** Data to process **

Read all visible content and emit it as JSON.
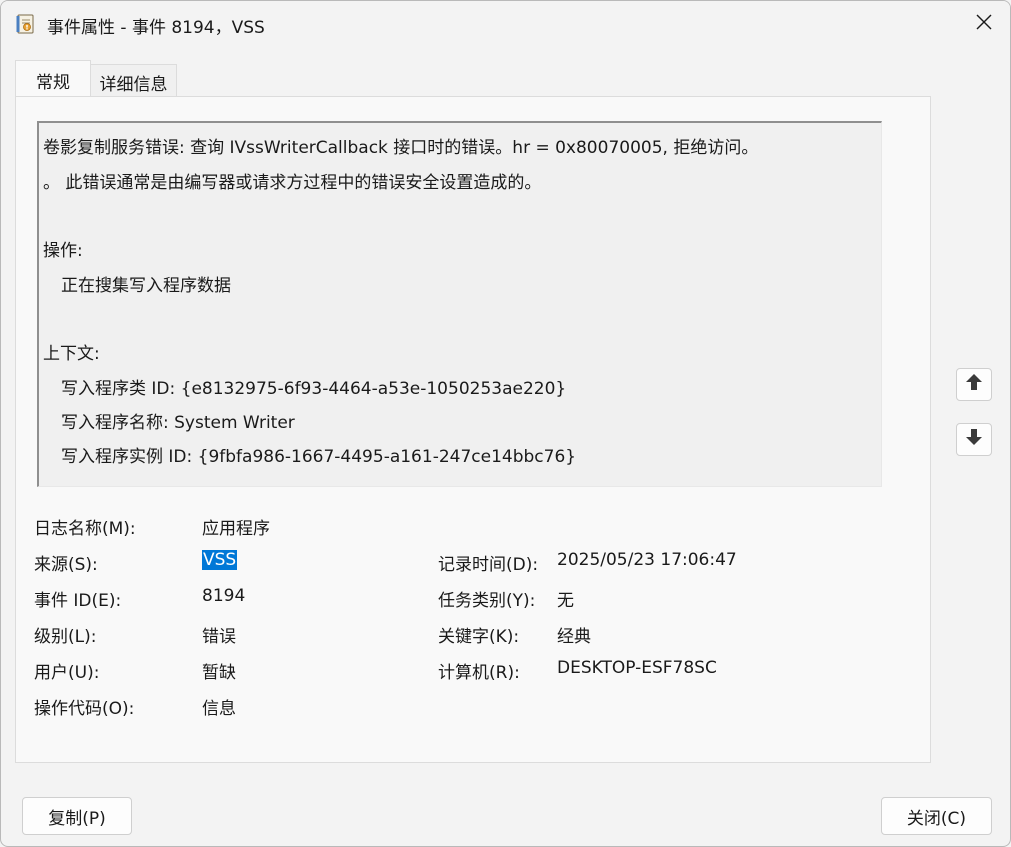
{
  "window": {
    "title": "事件属性 - 事件 8194，VSS"
  },
  "tabs": [
    {
      "label": "常规",
      "active": true
    },
    {
      "label": "详细信息",
      "active": false
    }
  ],
  "description": {
    "lines": [
      "卷影复制服务错误: 查询 IVssWriterCallback 接口时的错误。hr = 0x80070005, 拒绝访问。",
      "。 此错误通常是由编写器或请求方过程中的错误安全设置造成的。",
      "操作:",
      "正在搜集写入程序数据",
      "上下文:",
      "写入程序类 ID: {e8132975-6f93-4464-a53e-1050253ae220}",
      "写入程序名称: System Writer",
      "写入程序实例 ID: {9fbfa986-1667-4495-a161-247ce14bbc76}"
    ]
  },
  "fields": {
    "log_name_label": "日志名称(M):",
    "log_name_value": "应用程序",
    "source_label": "来源(S):",
    "source_value": "VSS",
    "logged_label": "记录时间(D):",
    "logged_value": "2025/05/23 17:06:47",
    "event_id_label": "事件 ID(E):",
    "event_id_value": "8194",
    "task_category_label": "任务类别(Y):",
    "task_category_value": "无",
    "level_label": "级别(L):",
    "level_value": "错误",
    "keywords_label": "关键字(K):",
    "keywords_value": "经典",
    "user_label": "用户(U):",
    "user_value": "暂缺",
    "computer_label": "计算机(R):",
    "computer_value": "DESKTOP-ESF78SC",
    "opcode_label": "操作代码(O):",
    "opcode_value": "信息"
  },
  "buttons": {
    "copy_label": "复制(P)",
    "close_label": "关闭(C)"
  },
  "icons": {
    "window": "event-properties-icon",
    "close": "close-icon",
    "up": "arrow-up-icon",
    "down": "arrow-down-icon"
  },
  "colors": {
    "selection": "#0078d7",
    "window_bg": "#f3f3f3"
  }
}
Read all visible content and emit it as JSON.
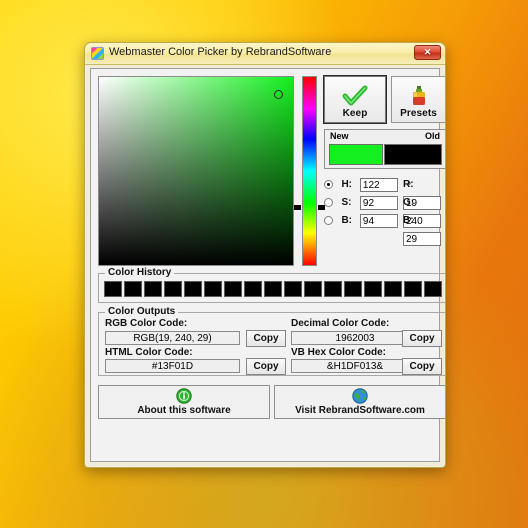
{
  "window": {
    "title": "Webmaster Color Picker by RebrandSoftware",
    "icon": "color-squares-icon",
    "close_label": "✕"
  },
  "picker": {
    "gradient_field_name": "saturation-brightness-field",
    "hue_strip_name": "hue-slider",
    "selected_hex": "#13F01D"
  },
  "actions": {
    "keep_label": "Keep",
    "keep_icon": "green-check-icon",
    "presets_label": "Presets",
    "presets_icon": "paint-bottle-icon"
  },
  "preview": {
    "new_label": "New",
    "old_label": "Old",
    "new_color": "#13F01D",
    "old_color": "#000000"
  },
  "hsb": {
    "rows": [
      {
        "label": "H:",
        "value": "122",
        "unit": "°",
        "selected": true
      },
      {
        "label": "S:",
        "value": "92",
        "unit": "%",
        "selected": false
      },
      {
        "label": "B:",
        "value": "94",
        "unit": "%",
        "selected": false
      }
    ]
  },
  "rgb": {
    "rows": [
      {
        "label": "R:",
        "value": "19"
      },
      {
        "label": "G:",
        "value": "240"
      },
      {
        "label": "B:",
        "value": "29"
      }
    ]
  },
  "history": {
    "title": "Color History",
    "swatches": [
      "#000000",
      "#000000",
      "#000000",
      "#000000",
      "#000000",
      "#000000",
      "#000000",
      "#000000",
      "#000000",
      "#000000",
      "#000000",
      "#000000",
      "#000000",
      "#000000",
      "#000000",
      "#000000",
      "#000000"
    ]
  },
  "outputs": {
    "title": "Color Outputs",
    "copy_label": "Copy",
    "fields": [
      {
        "label": "RGB Color Code:",
        "value": "RGB(19, 240, 29)"
      },
      {
        "label": "Decimal Color Code:",
        "value": "1962003"
      },
      {
        "label": "HTML Color Code:",
        "value": "#13F01D"
      },
      {
        "label": "VB Hex Color Code:",
        "value": "&H1DF013&"
      }
    ]
  },
  "footer": {
    "about_label": "About this software",
    "about_icon": "info-icon",
    "visit_label": "Visit RebrandSoftware.com",
    "visit_icon": "globe-icon"
  }
}
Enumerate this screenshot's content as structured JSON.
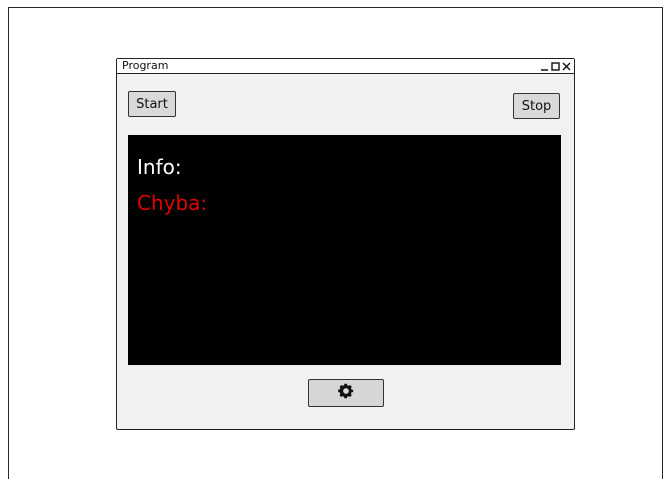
{
  "window": {
    "title": "Program",
    "controls": {
      "minimize_icon": "minimize-icon",
      "maximize_icon": "maximize-icon",
      "close_icon": "close-icon"
    }
  },
  "toolbar": {
    "start_label": "Start",
    "stop_label": "Stop"
  },
  "console": {
    "background": "#000000",
    "lines": [
      {
        "text": "Info:",
        "color": "#ffffff"
      },
      {
        "text": "Chyba:",
        "color": "#e10000"
      }
    ]
  },
  "footer": {
    "settings_icon": "gear-icon"
  }
}
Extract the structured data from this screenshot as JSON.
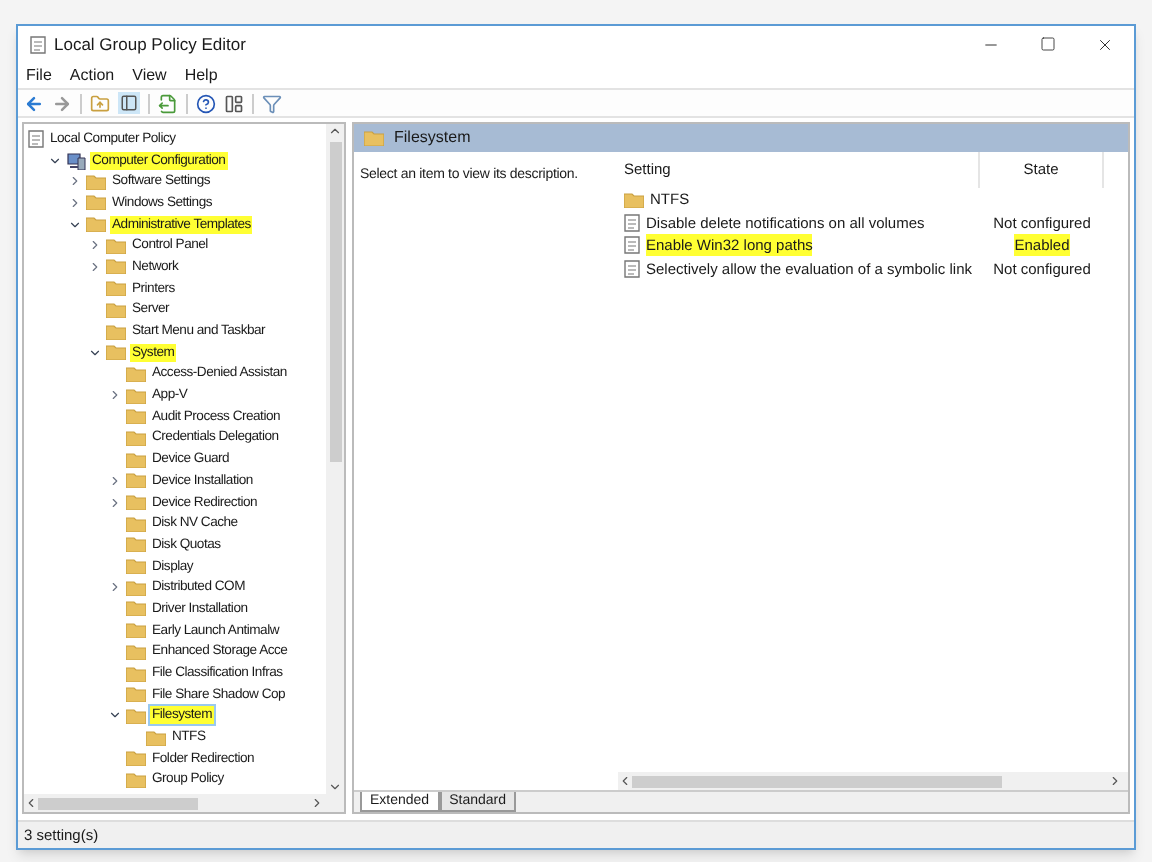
{
  "window": {
    "title": "Local Group Policy Editor"
  },
  "menu": [
    "File",
    "Action",
    "View",
    "Help"
  ],
  "tree": [
    {
      "label": "Local Computer Policy",
      "kind": "policy",
      "highlighted": false,
      "selected": false,
      "children": [
        {
          "label": "Computer Configuration",
          "kind": "computer",
          "expanded": true,
          "highlighted": true,
          "selected": false,
          "children": [
            {
              "label": "Software Settings",
              "kind": "folder",
              "expanded": false,
              "highlighted": false,
              "selected": false
            },
            {
              "label": "Windows Settings",
              "kind": "folder",
              "expanded": false,
              "highlighted": false,
              "selected": false
            },
            {
              "label": "Administrative Templates",
              "kind": "folder",
              "expanded": true,
              "highlighted": true,
              "selected": false,
              "children": [
                {
                  "label": "Control Panel",
                  "kind": "folder",
                  "expanded": false,
                  "highlighted": false,
                  "selected": false
                },
                {
                  "label": "Network",
                  "kind": "folder",
                  "expanded": false,
                  "highlighted": false,
                  "selected": false
                },
                {
                  "label": "Printers",
                  "kind": "folder",
                  "highlighted": false,
                  "selected": false
                },
                {
                  "label": "Server",
                  "kind": "folder",
                  "highlighted": false,
                  "selected": false
                },
                {
                  "label": "Start Menu and Taskbar",
                  "kind": "folder",
                  "highlighted": false,
                  "selected": false
                },
                {
                  "label": "System",
                  "kind": "folder",
                  "expanded": true,
                  "highlighted": true,
                  "selected": false,
                  "children": [
                    {
                      "label": "Access-Denied Assistan",
                      "kind": "folder",
                      "highlighted": false,
                      "selected": false
                    },
                    {
                      "label": "App-V",
                      "kind": "folder",
                      "expanded": false,
                      "highlighted": false,
                      "selected": false
                    },
                    {
                      "label": "Audit Process Creation",
                      "kind": "folder",
                      "highlighted": false,
                      "selected": false
                    },
                    {
                      "label": "Credentials Delegation",
                      "kind": "folder",
                      "highlighted": false,
                      "selected": false
                    },
                    {
                      "label": "Device Guard",
                      "kind": "folder",
                      "highlighted": false,
                      "selected": false
                    },
                    {
                      "label": "Device Installation",
                      "kind": "folder",
                      "expanded": false,
                      "highlighted": false,
                      "selected": false
                    },
                    {
                      "label": "Device Redirection",
                      "kind": "folder",
                      "expanded": false,
                      "highlighted": false,
                      "selected": false
                    },
                    {
                      "label": "Disk NV Cache",
                      "kind": "folder",
                      "highlighted": false,
                      "selected": false
                    },
                    {
                      "label": "Disk Quotas",
                      "kind": "folder",
                      "highlighted": false,
                      "selected": false
                    },
                    {
                      "label": "Display",
                      "kind": "folder",
                      "highlighted": false,
                      "selected": false
                    },
                    {
                      "label": "Distributed COM",
                      "kind": "folder",
                      "expanded": false,
                      "highlighted": false,
                      "selected": false
                    },
                    {
                      "label": "Driver Installation",
                      "kind": "folder",
                      "highlighted": false,
                      "selected": false
                    },
                    {
                      "label": "Early Launch Antimalw",
                      "kind": "folder",
                      "highlighted": false,
                      "selected": false
                    },
                    {
                      "label": "Enhanced Storage Acce",
                      "kind": "folder",
                      "highlighted": false,
                      "selected": false
                    },
                    {
                      "label": "File Classification Infras",
                      "kind": "folder",
                      "highlighted": false,
                      "selected": false
                    },
                    {
                      "label": "File Share Shadow Cop",
                      "kind": "folder",
                      "highlighted": false,
                      "selected": false
                    },
                    {
                      "label": "Filesystem",
                      "kind": "folder",
                      "expanded": true,
                      "highlighted": true,
                      "selected": true,
                      "children": [
                        {
                          "label": "NTFS",
                          "kind": "folder",
                          "highlighted": false,
                          "selected": false
                        }
                      ]
                    },
                    {
                      "label": "Folder Redirection",
                      "kind": "folder",
                      "highlighted": false,
                      "selected": false
                    },
                    {
                      "label": "Group Policy",
                      "kind": "folder",
                      "highlighted": false,
                      "selected": false
                    }
                  ]
                }
              ]
            }
          ]
        }
      ]
    }
  ],
  "details": {
    "header": "Filesystem",
    "description": "Select an item to view its description.",
    "columns": [
      "Setting",
      "State"
    ],
    "rows": [
      {
        "kind": "folder",
        "setting": "NTFS",
        "highlighted": false
      },
      {
        "kind": "policy",
        "setting": "Disable delete notifications on all volumes",
        "state": "Not configured",
        "highlighted": false
      },
      {
        "kind": "policy",
        "setting": "Enable Win32 long paths",
        "state": "Enabled",
        "highlighted": true
      },
      {
        "kind": "policy",
        "setting": "Selectively allow the evaluation of a symbolic link",
        "state": "Not configured",
        "highlighted": false
      }
    ],
    "tabs": [
      {
        "label": "Extended",
        "selected": true
      },
      {
        "label": "Standard",
        "selected": false
      }
    ]
  },
  "status_bar": {
    "text": "3 setting(s)"
  }
}
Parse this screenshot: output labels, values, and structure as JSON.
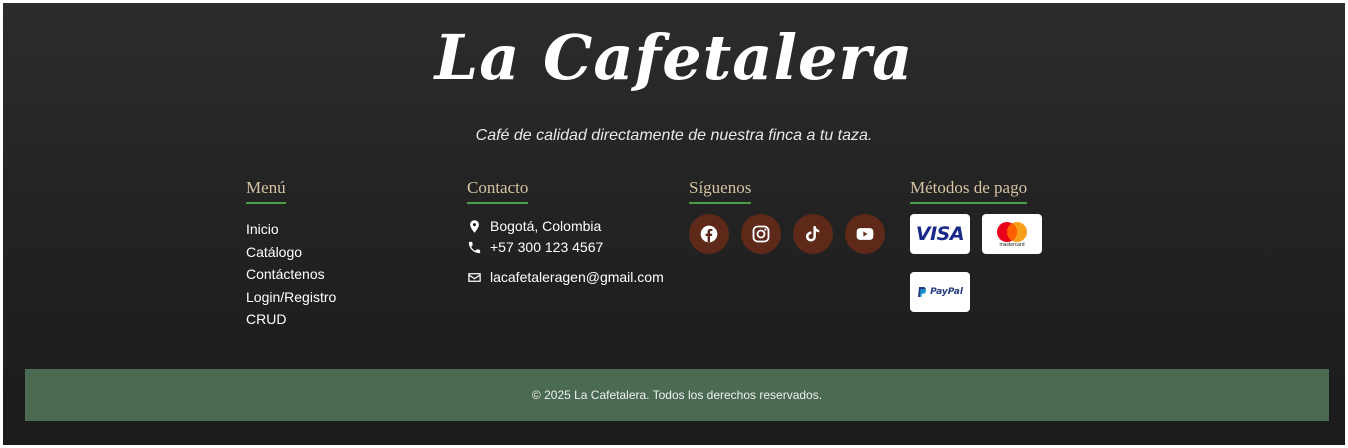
{
  "brand": {
    "name": "La Cafetalera",
    "tagline": "Café de calidad directamente de nuestra finca a tu taza."
  },
  "menu": {
    "title": "Menú",
    "items": [
      "Inicio",
      "Catálogo",
      "Contáctenos",
      "Login/Registro",
      "CRUD"
    ]
  },
  "contact": {
    "title": "Contacto",
    "location": "Bogotá, Colombia",
    "phone": "+57 300 123 4567",
    "email": "lacafetaleragen@gmail.com"
  },
  "social": {
    "title": "Síguenos",
    "icons": [
      "facebook-icon",
      "instagram-icon",
      "tiktok-icon",
      "youtube-icon"
    ]
  },
  "payments": {
    "title": "Métodos de pago",
    "visa": "VISA",
    "mastercard": "mastercard",
    "paypal": "PayPal"
  },
  "footer": {
    "copyright": "© 2025 La Cafetalera. Todos los derechos reservados."
  },
  "colors": {
    "background": "#232323",
    "heading": "#d6c3a3",
    "underline": "#4a9e44",
    "social_bg": "#5e2918",
    "bottom_bar": "#4a6a52"
  }
}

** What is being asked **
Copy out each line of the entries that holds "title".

** Output of the task **
    "title": "事件属性 - 事件 8194，VSS"
    "title": "Webmaster Color Picker by RebrandSoftware",
    "title": "Color History",
    "title": "Color Outputs",
    "title": "Program",
    "title": "Local Group Policy Editor"
    "title": "Menú",
    "title": "Contacto",
    "title": "Síguenos",
    "title": "Métodos de pago",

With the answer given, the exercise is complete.